Sous-Vide Fondant Potatoes


Fondant potatoes on the bomb. And NO I am not talking about the icing or the gum version either. I have eaten and sampled just about every type of potato concoction out there and this is up there with the best. Fondant potatoes are easy to prepare and they're eloquent to serve. I have always made them the traditional way but found the Sous-Vide version is something I can do in advance and it frees up my oven too. This is a Win Win. 


Start out with a standard uniform shaped elongated Russet Potato.
Cut the ends off of the potatoes and stand them up on end, peel using a knife or peeler and make each potato a uniformed cylinder. Slice into one inch disks. I would suggest they be at least three quarters of an thick and no more than one and one quarter inch thick. Traditional Fondant potatoes are at least two inches thick and sometimes they're bigger. Using a knife instead of a peeler will yield in my opinion a fancier shaped tot. Place potatoes in vacuum bag and Sous-Vide for 65 minutes at 186 degrees (I like adding a little salt to the tots). After the thermal bath cool slightly and proceed to the next step or Ice-shock and refrigerate until ready to use. This is why I love doing Fondant Potatoes Sous-Vide because you can do them way in advance. 

Place heavy skillet on burner and heat over Med-high heat. Toss in lots of butter some Thyme (including the twigs), salt and pepper saute until golden brown on both sides. Use some tongs and paint the tots with thyme. Yes you read this correctly....paint the tots with the thyme.  After they are are golden brown place on a plate and your done. Note: if you like garlic you could add some to the butter and remove after a few minutes.

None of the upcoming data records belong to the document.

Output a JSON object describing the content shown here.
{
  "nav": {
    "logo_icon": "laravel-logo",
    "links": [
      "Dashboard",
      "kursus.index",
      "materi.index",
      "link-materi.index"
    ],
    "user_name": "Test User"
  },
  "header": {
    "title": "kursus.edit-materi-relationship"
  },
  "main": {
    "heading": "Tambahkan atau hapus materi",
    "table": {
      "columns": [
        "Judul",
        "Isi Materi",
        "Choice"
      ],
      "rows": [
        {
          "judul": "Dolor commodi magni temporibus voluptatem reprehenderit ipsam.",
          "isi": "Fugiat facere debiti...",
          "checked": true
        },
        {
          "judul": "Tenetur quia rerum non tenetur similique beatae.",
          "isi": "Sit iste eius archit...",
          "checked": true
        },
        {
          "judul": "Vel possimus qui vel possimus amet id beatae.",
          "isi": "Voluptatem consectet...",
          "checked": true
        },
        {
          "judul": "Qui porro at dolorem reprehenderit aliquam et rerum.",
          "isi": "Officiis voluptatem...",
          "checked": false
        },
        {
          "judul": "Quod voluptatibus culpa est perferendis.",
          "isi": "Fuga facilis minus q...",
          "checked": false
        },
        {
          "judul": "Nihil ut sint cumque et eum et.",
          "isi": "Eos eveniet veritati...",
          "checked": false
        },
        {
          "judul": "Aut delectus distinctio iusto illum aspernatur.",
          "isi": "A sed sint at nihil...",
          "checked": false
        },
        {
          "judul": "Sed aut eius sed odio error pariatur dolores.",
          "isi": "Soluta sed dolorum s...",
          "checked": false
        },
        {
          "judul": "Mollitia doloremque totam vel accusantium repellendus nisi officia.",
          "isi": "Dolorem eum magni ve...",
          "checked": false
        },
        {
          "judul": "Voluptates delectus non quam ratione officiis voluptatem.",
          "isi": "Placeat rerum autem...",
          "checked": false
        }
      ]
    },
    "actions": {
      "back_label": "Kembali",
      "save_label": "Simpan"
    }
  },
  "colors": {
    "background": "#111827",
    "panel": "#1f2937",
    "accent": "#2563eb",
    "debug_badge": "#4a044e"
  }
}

Basically you're infusing the oil with a bit of garlic. Toss out garlic before it get dark. 
What separates this from the traditional Fondant tots is one step. Traditional Fondant potatoes are fried to a golden brown just like above but are finished in the oven. Sous-Vide potatoes are Sous-Vide first then fried.  Try the traditional ones by first frying them until a golden brown (like above) then adding a 1/2 cup of chicken stock to the pan and tossing it in a 425 degree oven for 30 minutes. 









  1. Place potato cylinders with best-looking ends into the hot oil, lower heat to medium-high, and pan-fry potatoes until well-browned, 5 to 6 minutes. Season with salt and black pepper.
  2. Flip the potatoes onto the opposite ends. As they cook, use a paper towel held with tongs to carefully blot out the oil from the skillet. Add butter and thyme sprigs to skillet.
  3. Pick up a thyme sprig with tongs and use it to paint butter over the top of the potatoes. Cook until butter foams and foam turns from white to a pale tan color. Season with more salt and pepper. Pour chicken stock into skillet.
  4. Transfer skillet to preheated oven and cook until potatoes are tender and creamy inside, about 30 minutes. If potatoes aren't tender, add 1/4 cup more stock and let cook 10 more minutes.
  5. Place potatoes on a serving platter and spoon thyme-scented butter remaining in skillet over potatoes. Garnish with thyme sprigs. Let cool about 5 minutes before serving.